>>

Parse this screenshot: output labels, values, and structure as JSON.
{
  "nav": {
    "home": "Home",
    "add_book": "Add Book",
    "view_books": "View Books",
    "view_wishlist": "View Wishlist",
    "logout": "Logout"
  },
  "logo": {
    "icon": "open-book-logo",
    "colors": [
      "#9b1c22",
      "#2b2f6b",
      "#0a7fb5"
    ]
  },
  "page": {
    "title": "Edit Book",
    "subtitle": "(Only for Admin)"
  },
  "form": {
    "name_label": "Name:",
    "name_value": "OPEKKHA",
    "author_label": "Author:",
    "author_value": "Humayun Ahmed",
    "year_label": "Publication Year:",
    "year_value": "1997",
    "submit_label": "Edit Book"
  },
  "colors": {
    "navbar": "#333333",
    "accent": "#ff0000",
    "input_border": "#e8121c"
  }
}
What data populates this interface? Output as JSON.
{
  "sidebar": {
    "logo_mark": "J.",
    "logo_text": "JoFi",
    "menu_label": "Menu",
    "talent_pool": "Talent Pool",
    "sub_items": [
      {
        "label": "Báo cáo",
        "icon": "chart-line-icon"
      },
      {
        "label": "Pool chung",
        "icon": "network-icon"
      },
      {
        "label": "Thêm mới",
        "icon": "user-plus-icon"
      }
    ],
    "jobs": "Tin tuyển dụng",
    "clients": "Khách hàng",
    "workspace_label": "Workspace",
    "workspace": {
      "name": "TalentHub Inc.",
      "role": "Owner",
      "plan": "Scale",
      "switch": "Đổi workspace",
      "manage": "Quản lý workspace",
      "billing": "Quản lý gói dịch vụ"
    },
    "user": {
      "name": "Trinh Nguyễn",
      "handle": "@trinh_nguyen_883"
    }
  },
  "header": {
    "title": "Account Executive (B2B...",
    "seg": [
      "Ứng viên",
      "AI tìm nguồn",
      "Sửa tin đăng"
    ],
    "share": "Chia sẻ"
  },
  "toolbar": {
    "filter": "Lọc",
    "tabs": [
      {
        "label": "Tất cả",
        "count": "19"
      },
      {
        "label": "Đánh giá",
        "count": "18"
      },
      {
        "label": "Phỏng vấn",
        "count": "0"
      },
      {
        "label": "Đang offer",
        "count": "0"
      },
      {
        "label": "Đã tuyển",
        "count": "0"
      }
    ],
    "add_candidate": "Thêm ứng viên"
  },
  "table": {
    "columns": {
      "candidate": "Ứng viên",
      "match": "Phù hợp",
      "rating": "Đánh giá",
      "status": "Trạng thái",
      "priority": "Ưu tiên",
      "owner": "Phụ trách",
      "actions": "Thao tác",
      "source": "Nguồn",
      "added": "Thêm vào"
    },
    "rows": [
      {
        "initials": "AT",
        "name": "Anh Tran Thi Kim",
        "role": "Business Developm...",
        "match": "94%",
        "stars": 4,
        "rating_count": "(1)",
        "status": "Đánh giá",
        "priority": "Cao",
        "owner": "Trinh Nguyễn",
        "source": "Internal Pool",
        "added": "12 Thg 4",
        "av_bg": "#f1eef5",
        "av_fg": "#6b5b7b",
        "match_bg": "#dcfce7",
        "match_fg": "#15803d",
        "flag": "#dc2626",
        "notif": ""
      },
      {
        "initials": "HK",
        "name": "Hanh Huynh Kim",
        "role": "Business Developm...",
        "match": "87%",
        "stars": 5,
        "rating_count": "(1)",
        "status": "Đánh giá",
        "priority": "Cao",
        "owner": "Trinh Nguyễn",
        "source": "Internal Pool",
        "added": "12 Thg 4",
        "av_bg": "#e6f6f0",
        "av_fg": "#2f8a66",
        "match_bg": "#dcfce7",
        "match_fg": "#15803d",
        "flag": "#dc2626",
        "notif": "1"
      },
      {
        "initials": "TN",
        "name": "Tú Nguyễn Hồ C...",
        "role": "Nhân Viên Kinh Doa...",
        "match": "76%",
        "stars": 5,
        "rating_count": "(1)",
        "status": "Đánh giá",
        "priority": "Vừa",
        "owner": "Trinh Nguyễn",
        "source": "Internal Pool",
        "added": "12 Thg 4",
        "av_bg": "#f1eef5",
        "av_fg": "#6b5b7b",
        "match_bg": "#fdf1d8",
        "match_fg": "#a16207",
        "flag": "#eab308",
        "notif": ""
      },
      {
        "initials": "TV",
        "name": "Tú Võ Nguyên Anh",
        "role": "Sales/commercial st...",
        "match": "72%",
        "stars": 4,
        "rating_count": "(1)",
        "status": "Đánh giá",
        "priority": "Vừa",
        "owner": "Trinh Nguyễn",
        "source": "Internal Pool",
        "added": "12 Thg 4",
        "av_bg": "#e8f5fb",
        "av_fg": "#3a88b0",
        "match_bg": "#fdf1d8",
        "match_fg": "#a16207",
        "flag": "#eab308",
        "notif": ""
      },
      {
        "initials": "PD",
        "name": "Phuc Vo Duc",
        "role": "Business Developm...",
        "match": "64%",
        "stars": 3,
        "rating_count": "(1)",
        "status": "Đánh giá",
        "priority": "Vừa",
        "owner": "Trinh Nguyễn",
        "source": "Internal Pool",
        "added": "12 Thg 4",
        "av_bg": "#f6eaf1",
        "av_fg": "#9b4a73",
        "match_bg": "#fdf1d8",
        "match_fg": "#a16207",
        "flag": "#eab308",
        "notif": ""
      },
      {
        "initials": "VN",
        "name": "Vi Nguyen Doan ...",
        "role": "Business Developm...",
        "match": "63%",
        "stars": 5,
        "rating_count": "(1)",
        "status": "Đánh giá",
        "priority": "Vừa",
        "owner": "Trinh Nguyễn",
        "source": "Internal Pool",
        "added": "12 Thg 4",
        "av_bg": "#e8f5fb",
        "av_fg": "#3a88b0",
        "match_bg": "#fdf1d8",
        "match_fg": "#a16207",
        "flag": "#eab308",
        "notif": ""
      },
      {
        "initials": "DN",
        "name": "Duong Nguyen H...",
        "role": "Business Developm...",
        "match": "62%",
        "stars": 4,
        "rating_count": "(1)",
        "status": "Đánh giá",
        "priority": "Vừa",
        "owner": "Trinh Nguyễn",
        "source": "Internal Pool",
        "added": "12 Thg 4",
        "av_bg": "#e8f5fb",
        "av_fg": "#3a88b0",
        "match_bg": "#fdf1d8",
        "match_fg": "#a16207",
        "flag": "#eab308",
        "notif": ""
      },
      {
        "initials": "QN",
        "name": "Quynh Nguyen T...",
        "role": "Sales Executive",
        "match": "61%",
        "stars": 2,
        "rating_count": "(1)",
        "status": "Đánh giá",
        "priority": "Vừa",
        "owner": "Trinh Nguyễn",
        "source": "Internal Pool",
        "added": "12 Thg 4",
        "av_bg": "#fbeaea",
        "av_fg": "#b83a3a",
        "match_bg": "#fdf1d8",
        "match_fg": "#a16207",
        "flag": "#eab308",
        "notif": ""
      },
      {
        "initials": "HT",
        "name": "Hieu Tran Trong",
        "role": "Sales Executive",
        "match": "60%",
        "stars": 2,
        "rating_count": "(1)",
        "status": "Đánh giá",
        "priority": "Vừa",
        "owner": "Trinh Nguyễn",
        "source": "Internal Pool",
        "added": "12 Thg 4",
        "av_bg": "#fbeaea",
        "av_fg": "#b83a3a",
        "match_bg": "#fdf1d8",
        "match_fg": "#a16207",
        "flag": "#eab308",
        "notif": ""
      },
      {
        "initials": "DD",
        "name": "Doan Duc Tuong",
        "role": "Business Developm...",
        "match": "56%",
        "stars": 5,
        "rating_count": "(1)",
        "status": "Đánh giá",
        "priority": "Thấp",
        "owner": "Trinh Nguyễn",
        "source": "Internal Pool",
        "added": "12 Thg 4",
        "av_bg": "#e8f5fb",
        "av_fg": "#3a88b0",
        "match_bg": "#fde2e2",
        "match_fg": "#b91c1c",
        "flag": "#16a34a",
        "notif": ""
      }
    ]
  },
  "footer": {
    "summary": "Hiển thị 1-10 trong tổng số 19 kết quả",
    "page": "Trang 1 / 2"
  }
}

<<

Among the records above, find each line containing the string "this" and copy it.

### Exercise output
Parse this screenshot: output labels, values, and structure as JSON.
What data populates this interface? Output as JSON.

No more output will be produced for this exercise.